What you are asked to do: Which lines below hold the word "icon"? Copy all of them.

Entries supplied:
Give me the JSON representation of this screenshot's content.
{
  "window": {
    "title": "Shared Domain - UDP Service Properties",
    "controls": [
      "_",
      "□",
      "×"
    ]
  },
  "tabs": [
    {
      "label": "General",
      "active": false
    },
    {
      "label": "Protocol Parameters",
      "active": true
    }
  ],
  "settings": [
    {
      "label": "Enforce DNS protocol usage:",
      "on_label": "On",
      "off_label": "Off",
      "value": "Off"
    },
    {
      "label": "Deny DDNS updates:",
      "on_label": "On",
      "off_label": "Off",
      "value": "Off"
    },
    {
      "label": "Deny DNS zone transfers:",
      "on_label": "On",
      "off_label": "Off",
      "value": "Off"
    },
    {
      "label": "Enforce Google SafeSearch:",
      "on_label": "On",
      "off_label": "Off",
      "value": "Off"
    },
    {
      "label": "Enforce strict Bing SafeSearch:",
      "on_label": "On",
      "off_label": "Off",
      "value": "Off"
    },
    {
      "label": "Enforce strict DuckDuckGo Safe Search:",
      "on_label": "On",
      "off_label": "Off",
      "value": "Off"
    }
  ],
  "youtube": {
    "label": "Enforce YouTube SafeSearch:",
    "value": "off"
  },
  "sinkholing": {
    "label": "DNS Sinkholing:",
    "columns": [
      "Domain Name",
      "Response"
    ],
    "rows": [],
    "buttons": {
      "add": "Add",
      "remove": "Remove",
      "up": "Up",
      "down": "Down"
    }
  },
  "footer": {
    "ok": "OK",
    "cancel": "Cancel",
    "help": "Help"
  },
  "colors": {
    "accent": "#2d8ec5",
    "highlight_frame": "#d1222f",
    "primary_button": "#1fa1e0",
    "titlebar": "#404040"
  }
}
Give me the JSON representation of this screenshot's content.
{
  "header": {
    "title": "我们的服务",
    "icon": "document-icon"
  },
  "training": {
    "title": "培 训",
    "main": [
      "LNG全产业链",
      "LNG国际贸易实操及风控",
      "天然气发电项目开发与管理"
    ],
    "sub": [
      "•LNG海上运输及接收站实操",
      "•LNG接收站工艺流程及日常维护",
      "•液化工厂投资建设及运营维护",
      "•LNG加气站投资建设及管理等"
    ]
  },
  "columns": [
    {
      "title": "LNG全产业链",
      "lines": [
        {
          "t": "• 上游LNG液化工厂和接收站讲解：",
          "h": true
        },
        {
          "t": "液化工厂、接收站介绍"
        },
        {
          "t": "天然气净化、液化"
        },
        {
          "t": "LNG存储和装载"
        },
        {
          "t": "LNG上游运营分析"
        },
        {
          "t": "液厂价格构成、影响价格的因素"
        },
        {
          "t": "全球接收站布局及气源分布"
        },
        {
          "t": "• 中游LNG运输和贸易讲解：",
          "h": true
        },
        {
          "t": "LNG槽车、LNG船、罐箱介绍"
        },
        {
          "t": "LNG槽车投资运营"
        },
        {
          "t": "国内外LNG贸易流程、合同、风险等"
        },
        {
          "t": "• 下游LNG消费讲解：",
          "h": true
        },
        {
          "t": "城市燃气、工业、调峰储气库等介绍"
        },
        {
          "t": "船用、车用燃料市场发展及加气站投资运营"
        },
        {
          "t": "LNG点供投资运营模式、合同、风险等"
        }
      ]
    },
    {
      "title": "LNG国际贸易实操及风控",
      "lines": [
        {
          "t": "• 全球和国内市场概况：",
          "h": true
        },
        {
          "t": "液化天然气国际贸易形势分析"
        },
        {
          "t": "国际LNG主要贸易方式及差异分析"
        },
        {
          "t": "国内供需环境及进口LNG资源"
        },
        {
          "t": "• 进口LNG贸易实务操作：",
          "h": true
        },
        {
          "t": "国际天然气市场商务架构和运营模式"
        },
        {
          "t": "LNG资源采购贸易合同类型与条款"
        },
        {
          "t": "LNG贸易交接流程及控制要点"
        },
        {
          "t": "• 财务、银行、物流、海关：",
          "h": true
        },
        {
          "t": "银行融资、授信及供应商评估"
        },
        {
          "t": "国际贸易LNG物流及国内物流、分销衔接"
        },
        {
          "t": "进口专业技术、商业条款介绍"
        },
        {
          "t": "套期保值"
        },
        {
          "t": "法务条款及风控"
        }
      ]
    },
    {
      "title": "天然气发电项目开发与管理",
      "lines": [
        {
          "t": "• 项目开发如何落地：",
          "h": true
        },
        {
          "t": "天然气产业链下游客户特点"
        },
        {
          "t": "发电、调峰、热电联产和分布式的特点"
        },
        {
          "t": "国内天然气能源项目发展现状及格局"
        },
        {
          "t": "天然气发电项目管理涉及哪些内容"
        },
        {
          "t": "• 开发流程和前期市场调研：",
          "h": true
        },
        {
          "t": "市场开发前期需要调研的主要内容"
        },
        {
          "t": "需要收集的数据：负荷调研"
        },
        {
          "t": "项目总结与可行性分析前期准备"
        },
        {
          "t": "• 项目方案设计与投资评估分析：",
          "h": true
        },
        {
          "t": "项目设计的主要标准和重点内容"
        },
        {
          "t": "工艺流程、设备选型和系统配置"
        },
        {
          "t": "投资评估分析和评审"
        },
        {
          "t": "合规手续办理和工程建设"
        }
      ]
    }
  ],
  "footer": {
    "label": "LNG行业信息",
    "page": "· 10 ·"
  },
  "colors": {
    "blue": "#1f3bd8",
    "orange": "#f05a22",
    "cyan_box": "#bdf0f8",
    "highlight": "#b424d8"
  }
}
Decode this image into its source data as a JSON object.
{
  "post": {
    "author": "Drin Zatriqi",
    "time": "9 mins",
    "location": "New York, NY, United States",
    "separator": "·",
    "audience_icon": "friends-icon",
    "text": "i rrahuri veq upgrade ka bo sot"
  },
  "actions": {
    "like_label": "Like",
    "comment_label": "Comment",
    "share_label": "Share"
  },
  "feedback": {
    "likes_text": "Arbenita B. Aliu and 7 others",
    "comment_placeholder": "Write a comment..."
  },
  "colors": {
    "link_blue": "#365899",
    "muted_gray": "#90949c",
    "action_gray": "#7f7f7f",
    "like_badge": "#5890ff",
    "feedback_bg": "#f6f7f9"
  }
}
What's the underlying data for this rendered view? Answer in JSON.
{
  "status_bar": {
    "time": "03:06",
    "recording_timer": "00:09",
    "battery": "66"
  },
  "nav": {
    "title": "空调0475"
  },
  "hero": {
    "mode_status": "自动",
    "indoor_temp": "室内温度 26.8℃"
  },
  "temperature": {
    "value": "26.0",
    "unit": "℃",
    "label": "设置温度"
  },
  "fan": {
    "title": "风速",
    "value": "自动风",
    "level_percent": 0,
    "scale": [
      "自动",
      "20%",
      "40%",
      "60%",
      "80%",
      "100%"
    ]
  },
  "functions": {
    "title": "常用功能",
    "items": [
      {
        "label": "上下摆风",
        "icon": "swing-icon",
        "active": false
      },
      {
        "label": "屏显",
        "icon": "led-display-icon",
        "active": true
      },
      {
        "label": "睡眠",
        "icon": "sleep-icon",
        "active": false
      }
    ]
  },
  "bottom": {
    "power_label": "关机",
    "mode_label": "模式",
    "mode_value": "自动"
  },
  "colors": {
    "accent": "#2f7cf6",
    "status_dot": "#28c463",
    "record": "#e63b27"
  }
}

Exercise solution:
    "icon": "document-icon"
    "audience_icon": "friends-icon",
        "icon": "swing-icon",
        "icon": "led-display-icon",
        "icon": "sleep-icon",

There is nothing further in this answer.